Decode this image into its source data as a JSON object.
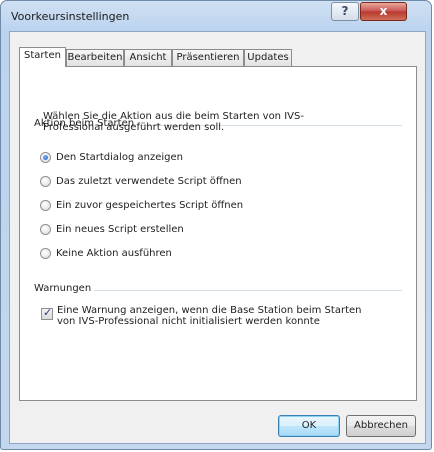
{
  "window": {
    "title": "Voorkeursinstellingen",
    "help_symbol": "?",
    "close_symbol": "x"
  },
  "tabs": [
    {
      "label": "Starten",
      "active": true
    },
    {
      "label": "Bearbeiten",
      "active": false
    },
    {
      "label": "Ansicht",
      "active": false
    },
    {
      "label": "Präsentieren",
      "active": false
    },
    {
      "label": "Updates",
      "active": false
    }
  ],
  "startup": {
    "group_label": "Aktion beim Starten",
    "description": "Wählen Sie die Aktion aus die beim Starten von IVS-Professional ausgeführt werden soll.",
    "options": [
      {
        "label": "Den Startdialog anzeigen",
        "selected": true
      },
      {
        "label": "Das zuletzt verwendete Script öffnen",
        "selected": false
      },
      {
        "label": "Ein zuvor gespeichertes Script öffnen",
        "selected": false
      },
      {
        "label": "Ein neues Script erstellen",
        "selected": false
      },
      {
        "label": "Keine Aktion ausführen",
        "selected": false
      }
    ]
  },
  "warnings": {
    "group_label": "Warnungen",
    "checkbox_label": "Eine Warnung anzeigen, wenn die Base Station beim Starten von IVS-Professional nicht initialisiert werden konnte",
    "checked": true
  },
  "buttons": {
    "ok": "OK",
    "cancel": "Abbrechen"
  },
  "colors": {
    "accent": "#3c7fb1",
    "close": "#c75050"
  }
}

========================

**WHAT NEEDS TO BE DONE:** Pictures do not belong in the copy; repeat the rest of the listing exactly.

**RESPONSE:**
Decode this image into its source data as a JSON object.
{
  "window": {
    "title": "Voorkeursinstellingen",
    "help_symbol": "?",
    "close_symbol": "x"
  },
  "tabs": [
    {
      "label": "Starten",
      "active": true
    },
    {
      "label": "Bearbeiten",
      "active": false
    },
    {
      "label": "Ansicht",
      "active": false
    },
    {
      "label": "Präsentieren",
      "active": false
    },
    {
      "label": "Updates",
      "active": false
    }
  ],
  "startup": {
    "group_label": "Aktion beim Starten",
    "description": "Wählen Sie die Aktion aus die beim Starten von IVS-Professional ausgeführt werden soll.",
    "options": [
      {
        "label": "Den Startdialog anzeigen",
        "selected": true
      },
      {
        "label": "Das zuletzt verwendete Script öffnen",
        "selected": false
      },
      {
        "label": "Ein zuvor gespeichertes Script öffnen",
        "selected": false
      },
      {
        "label": "Ein neues Script erstellen",
        "selected": false
      },
      {
        "label": "Keine Aktion ausführen",
        "selected": false
      }
    ]
  },
  "warnings": {
    "group_label": "Warnungen",
    "checkbox_label": "Eine Warnung anzeigen, wenn die Base Station beim Starten von IVS-Professional nicht initialisiert werden konnte",
    "checked": true
  },
  "buttons": {
    "ok": "OK",
    "cancel": "Abbrechen"
  },
  "colors": {
    "accent": "#3c7fb1",
    "close": "#c75050"
  }
}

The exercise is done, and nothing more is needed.